There's been alot of discussion on ATS lately regarding the elite, and more specifically, their apparent lack of empathy. It has been studied and
concluded that overall empathy is somewhat lacking in the wealthy set, and much more abundant in the less-fortunate set. Although this disparity
renders multiple outcomes, this post is about how the development of empathy may begin.
We all have subjective traits which mimic those of our families, like a sense of humor or an intellectual bent. But what if our exposure to people in
less-than-ideal circumstances, and the ways our families translate their meanings to us, helps us to "develop" our sense of empathy, just as we may
develop a sense of humor or an appreciation for poetry? A child's development hinges on one dynamic with two potential outcomes: stimulus with
reward, and stimulus with punishment. Although we all develop beyond this mechanism, our formative years are governed by this dynamic.
We also know that repeated exposure to the same stimulus acts as a reinforcement of the corresponding reward or punishment. So if a person is growing

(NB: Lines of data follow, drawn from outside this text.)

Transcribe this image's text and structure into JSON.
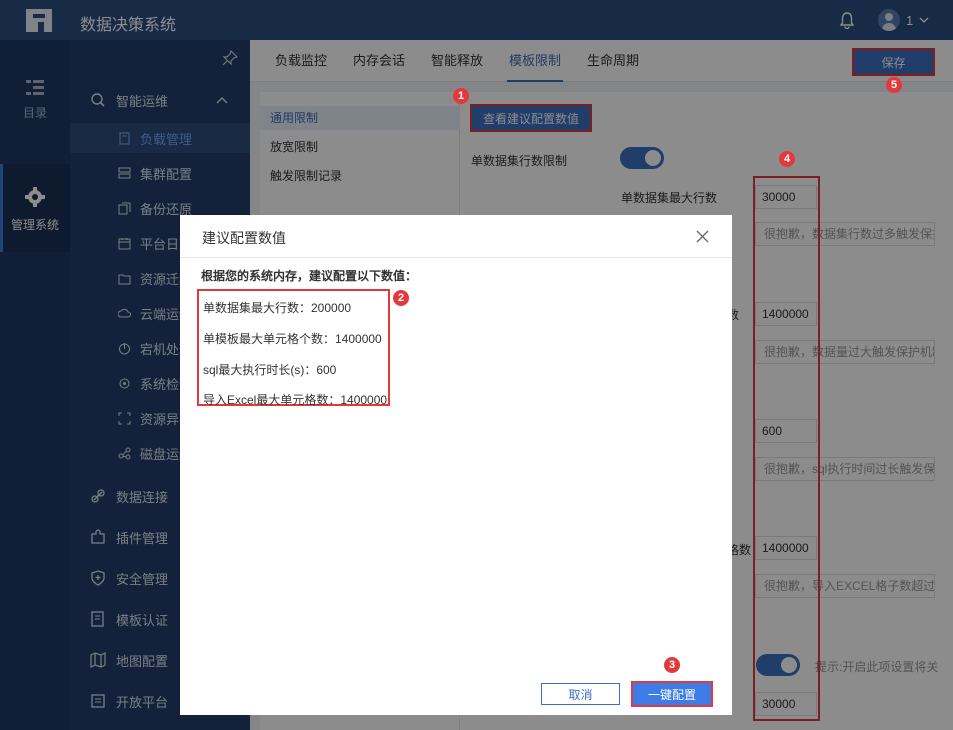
{
  "app": {
    "title": "数据决策系统",
    "user": "1"
  },
  "rail": [
    {
      "label": "目录",
      "icon": "list-icon"
    },
    {
      "label": "管理系统",
      "icon": "gear-icon"
    }
  ],
  "sidebar": {
    "groups": [
      {
        "label": "智能运维",
        "icon": "ops-icon"
      },
      {
        "label": "数据连接",
        "icon": "link-icon"
      },
      {
        "label": "插件管理",
        "icon": "plugin-icon"
      },
      {
        "label": "安全管理",
        "icon": "shield-icon"
      },
      {
        "label": "模板认证",
        "icon": "cert-icon"
      },
      {
        "label": "地图配置",
        "icon": "map-icon"
      },
      {
        "label": "开放平台",
        "icon": "platform-icon"
      }
    ],
    "items": [
      {
        "label": "负载管理"
      },
      {
        "label": "集群配置"
      },
      {
        "label": "备份还原"
      },
      {
        "label": "平台日志"
      },
      {
        "label": "资源迁移"
      },
      {
        "label": "云端运维"
      },
      {
        "label": "宕机处理"
      },
      {
        "label": "系统检查"
      },
      {
        "label": "资源异常"
      },
      {
        "label": "磁盘运维"
      }
    ]
  },
  "tabs": [
    "负载监控",
    "内存会话",
    "智能释放",
    "模板限制",
    "生命周期"
  ],
  "save_label": "保存",
  "subnav": [
    "通用限制",
    "放宽限制",
    "触发限制记录"
  ],
  "suggest_button": "查看建议配置数值",
  "form": {
    "dataset_limit_label": "单数据集行数限制",
    "dataset_max_rows_label": "单数据集最大行数",
    "values": [
      "30000",
      "1400000",
      "600",
      "1400000",
      "30000"
    ],
    "messages": [
      "很抱歉，数据集行数过多触发保护",
      "很抱歉，数据量过大触发保护机制",
      "很抱歉，sql执行时间过长触发保",
      "很抱歉，导入EXCEL格子数超过"
    ],
    "cell_label_suffix": "数",
    "cell_label_suffix2": "格数",
    "hint_text": "提示:开启此项设置将关"
  },
  "dialog": {
    "title": "建议配置数值",
    "lead": "根据您的系统内存，建议配置以下数值：",
    "lines": [
      "单数据集最大行数：200000",
      "单模板最大单元格个数：1400000",
      "sql最大执行时长(s)：600",
      "导入Excel最大单元格数：1400000"
    ],
    "cancel": "取消",
    "confirm": "一键配置"
  },
  "badges": [
    "1",
    "2",
    "3",
    "4",
    "5"
  ]
}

up in a privileged environment, without ever seeing a homeless person, without ever meeting someone who must decide between keeping their home or
taking their medicine, and without repeatedly witnessing firsthand the suffering endured by anyone who can't take the best course of action because it
requires more money than is available, how will that sense of empathy develop?
In psychology, the fundamental attribution error is the phenomenon we're all guilty of: we each attribute our own negative circumstances to a series
of difficult decisions, we tend to attribute the negative circumstances of others as simply being the result of a choice. We essentially recognize
our own complex nature while simplifying everyone elses'.
Could combining this fundamental attribution error with limited exposures to common, yet unfortunate, human dilemmas be the cause of this lack of
empathy? Does a lifetime of privelege disable our ability to empathize?
In Herman Hesse's "Siddharta", the wealthy Siddharta is awakened to the real world around him in his adulthood, and he is shocked and saddened by the
suffering and sickness hidden from the interior palacial walls his family lived in. Upon venturing beyond the walls, he decides to not return, and
instead, contemplate the nature of humanity and its relationship to suffering. But Siddharta wasn't exposed to misfortune until he was an adult,
allowing him to recognize the shocking contrast. In modern day, the wealthy elite are aware of the people around them in unfortunate circumstances as
soon as they can process the evening news, allowing for gradual desensitization to suffering.
Could empathy be a behavioral skill we learn to exhibit in order to create stronger interpersonal bonds, thereby broadening our circle of social
support and safety? And could the insulation provided by wealth, negating the apparent need for this degree of support and safety, combine with the
fundamental attribution error and limited exposures to create this absence of empathy in our governing elite?
I think so. What say you, ATS?
edit on 8/31/2011 by chasingbrahman because: urf